>>>>>
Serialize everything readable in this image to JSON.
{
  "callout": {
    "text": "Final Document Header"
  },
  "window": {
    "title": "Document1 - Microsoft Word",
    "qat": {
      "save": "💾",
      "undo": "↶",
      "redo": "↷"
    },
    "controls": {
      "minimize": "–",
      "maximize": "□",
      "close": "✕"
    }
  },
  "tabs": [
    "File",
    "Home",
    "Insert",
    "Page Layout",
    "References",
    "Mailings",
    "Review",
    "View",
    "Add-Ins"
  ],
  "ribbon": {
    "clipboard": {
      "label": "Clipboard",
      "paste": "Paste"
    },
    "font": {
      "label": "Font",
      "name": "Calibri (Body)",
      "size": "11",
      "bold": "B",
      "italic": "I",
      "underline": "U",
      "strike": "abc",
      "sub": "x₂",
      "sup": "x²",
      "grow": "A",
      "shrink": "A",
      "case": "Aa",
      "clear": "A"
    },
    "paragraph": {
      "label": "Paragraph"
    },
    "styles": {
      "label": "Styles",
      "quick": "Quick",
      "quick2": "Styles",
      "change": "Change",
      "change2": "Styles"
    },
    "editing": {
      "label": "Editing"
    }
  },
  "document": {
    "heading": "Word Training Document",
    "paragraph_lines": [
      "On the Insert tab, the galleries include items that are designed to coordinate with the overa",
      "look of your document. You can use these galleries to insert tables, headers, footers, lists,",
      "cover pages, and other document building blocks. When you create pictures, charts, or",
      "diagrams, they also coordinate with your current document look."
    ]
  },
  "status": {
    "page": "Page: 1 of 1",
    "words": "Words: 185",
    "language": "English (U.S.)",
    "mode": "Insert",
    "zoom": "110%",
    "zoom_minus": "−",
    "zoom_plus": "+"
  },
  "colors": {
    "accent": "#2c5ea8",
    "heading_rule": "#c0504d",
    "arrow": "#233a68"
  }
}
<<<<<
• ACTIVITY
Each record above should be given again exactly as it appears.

• SOLUTION TO THE PROBLEM
Serialize everything readable in this image to JSON.
{
  "callout": {
    "text": "Final Document Header"
  },
  "window": {
    "title": "Document1 - Microsoft Word",
    "qat": {
      "save": "💾",
      "undo": "↶",
      "redo": "↷"
    },
    "controls": {
      "minimize": "–",
      "maximize": "□",
      "close": "✕"
    }
  },
  "tabs": [
    "File",
    "Home",
    "Insert",
    "Page Layout",
    "References",
    "Mailings",
    "Review",
    "View",
    "Add-Ins"
  ],
  "ribbon": {
    "clipboard": {
      "label": "Clipboard",
      "paste": "Paste"
    },
    "font": {
      "label": "Font",
      "name": "Calibri (Body)",
      "size": "11",
      "bold": "B",
      "italic": "I",
      "underline": "U",
      "strike": "abc",
      "sub": "x₂",
      "sup": "x²",
      "grow": "A",
      "shrink": "A",
      "case": "Aa",
      "clear": "A"
    },
    "paragraph": {
      "label": "Paragraph"
    },
    "styles": {
      "label": "Styles",
      "quick": "Quick",
      "quick2": "Styles",
      "change": "Change",
      "change2": "Styles"
    },
    "editing": {
      "label": "Editing"
    }
  },
  "document": {
    "heading": "Word Training Document",
    "paragraph_lines": [
      "On the Insert tab, the galleries include items that are designed to coordinate with the overa",
      "look of your document. You can use these galleries to insert tables, headers, footers, lists,",
      "cover pages, and other document building blocks. When you create pictures, charts, or",
      "diagrams, they also coordinate with your current document look."
    ]
  },
  "status": {
    "page": "Page: 1 of 1",
    "words": "Words: 185",
    "language": "English (U.S.)",
    "mode": "Insert",
    "zoom": "110%",
    "zoom_minus": "−",
    "zoom_plus": "+"
  },
  "colors": {
    "accent": "#2c5ea8",
    "heading_rule": "#c0504d",
    "arrow": "#233a68"
  }
}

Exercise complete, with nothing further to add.